TO DO: Say how many lines below contain the word "JSON". The number is the entire reply.
%%
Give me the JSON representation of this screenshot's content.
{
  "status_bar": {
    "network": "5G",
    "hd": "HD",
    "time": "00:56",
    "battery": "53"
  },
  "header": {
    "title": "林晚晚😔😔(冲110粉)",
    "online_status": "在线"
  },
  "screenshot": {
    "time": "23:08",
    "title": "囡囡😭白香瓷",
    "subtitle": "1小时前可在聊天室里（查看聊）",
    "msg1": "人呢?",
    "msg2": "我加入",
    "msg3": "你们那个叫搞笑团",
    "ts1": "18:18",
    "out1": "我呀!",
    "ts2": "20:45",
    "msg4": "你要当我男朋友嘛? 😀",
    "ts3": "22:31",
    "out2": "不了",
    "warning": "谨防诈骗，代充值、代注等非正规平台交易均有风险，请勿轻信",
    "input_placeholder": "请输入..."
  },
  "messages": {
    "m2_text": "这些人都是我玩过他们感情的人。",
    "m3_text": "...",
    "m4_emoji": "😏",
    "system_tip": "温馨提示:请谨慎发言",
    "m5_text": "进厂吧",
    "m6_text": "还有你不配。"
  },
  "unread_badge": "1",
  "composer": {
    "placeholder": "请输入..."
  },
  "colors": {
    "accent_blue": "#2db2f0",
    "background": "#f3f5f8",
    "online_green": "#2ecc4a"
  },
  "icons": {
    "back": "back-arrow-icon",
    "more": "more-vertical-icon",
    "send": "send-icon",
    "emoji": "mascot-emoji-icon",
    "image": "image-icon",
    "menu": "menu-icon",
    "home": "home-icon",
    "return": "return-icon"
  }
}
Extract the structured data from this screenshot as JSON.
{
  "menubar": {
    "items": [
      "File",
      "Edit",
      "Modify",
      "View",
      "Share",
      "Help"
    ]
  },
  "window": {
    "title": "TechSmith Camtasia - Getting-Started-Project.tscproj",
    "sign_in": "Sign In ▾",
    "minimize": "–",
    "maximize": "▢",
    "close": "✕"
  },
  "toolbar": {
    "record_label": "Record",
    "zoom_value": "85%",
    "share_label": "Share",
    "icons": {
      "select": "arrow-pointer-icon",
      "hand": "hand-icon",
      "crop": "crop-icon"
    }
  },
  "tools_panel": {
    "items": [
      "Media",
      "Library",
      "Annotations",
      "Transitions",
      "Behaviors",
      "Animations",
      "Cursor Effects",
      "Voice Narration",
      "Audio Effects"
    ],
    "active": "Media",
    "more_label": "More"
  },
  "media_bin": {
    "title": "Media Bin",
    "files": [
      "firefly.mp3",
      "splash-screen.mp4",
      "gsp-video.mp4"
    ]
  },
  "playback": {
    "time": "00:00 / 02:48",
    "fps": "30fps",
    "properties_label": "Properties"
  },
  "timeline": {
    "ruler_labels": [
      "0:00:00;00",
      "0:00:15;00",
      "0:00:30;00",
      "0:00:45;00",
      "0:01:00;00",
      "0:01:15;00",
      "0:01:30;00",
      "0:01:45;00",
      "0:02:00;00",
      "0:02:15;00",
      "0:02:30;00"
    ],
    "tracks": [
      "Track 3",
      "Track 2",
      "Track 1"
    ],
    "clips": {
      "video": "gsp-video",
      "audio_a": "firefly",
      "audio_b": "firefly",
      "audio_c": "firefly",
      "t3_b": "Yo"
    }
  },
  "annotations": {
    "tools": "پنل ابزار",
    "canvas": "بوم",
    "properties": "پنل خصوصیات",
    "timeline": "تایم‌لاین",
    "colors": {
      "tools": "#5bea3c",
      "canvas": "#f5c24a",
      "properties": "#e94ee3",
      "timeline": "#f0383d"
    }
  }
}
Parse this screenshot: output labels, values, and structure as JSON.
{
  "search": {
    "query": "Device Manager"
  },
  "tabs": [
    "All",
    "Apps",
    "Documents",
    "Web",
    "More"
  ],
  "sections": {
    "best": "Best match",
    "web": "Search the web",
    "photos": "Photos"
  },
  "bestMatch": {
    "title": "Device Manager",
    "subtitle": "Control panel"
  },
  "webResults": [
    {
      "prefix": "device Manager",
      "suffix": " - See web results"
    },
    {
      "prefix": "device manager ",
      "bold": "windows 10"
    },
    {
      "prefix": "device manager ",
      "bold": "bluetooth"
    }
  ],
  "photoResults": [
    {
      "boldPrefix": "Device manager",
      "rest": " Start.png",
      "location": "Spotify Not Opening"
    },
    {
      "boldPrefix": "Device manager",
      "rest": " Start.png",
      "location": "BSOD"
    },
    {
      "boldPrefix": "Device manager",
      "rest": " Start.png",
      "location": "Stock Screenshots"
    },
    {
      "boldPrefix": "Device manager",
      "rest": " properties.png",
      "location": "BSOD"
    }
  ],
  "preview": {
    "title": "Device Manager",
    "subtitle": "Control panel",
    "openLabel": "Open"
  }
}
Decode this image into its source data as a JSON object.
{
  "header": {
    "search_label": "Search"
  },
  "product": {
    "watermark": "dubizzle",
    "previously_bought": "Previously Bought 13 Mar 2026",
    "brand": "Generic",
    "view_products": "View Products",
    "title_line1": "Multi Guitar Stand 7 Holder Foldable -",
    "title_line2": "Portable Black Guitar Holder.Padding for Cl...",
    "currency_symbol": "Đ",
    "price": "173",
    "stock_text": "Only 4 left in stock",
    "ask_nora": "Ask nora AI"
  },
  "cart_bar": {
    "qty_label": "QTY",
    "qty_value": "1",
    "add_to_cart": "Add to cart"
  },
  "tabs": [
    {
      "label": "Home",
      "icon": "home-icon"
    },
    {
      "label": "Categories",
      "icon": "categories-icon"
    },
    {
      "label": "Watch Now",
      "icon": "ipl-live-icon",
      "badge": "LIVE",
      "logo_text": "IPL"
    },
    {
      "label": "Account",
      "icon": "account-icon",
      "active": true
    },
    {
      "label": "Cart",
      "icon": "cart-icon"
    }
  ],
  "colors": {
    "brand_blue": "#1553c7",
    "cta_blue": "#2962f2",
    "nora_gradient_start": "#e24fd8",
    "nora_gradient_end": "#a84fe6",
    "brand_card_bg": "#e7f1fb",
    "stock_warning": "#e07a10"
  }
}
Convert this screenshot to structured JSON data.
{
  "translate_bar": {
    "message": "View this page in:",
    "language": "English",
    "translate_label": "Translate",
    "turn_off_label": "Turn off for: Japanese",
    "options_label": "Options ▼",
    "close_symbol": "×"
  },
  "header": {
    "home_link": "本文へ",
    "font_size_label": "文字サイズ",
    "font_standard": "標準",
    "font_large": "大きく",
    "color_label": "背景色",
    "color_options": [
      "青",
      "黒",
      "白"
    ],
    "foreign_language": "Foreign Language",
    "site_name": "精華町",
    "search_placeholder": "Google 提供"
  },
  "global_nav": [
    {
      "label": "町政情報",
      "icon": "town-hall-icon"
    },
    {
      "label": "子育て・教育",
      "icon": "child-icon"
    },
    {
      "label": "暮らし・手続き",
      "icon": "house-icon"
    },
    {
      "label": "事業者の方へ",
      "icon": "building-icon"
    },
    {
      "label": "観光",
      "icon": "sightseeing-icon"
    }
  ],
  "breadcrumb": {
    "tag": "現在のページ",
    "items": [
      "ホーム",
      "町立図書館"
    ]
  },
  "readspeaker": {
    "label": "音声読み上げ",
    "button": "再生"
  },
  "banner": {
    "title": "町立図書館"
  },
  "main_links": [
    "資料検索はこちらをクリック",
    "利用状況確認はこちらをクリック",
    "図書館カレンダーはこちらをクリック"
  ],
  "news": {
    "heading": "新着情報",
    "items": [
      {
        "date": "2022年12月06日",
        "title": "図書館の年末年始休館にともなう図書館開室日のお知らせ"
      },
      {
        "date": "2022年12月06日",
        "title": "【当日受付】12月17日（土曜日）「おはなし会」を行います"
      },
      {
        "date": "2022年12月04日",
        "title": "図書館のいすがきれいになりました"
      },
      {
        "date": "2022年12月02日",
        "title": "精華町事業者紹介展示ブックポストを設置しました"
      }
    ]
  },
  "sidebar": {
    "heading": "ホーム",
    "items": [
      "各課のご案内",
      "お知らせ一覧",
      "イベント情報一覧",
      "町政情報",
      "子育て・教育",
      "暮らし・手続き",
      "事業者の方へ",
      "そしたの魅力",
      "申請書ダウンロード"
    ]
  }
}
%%
RESULT FOR THIS EXERCISE: 5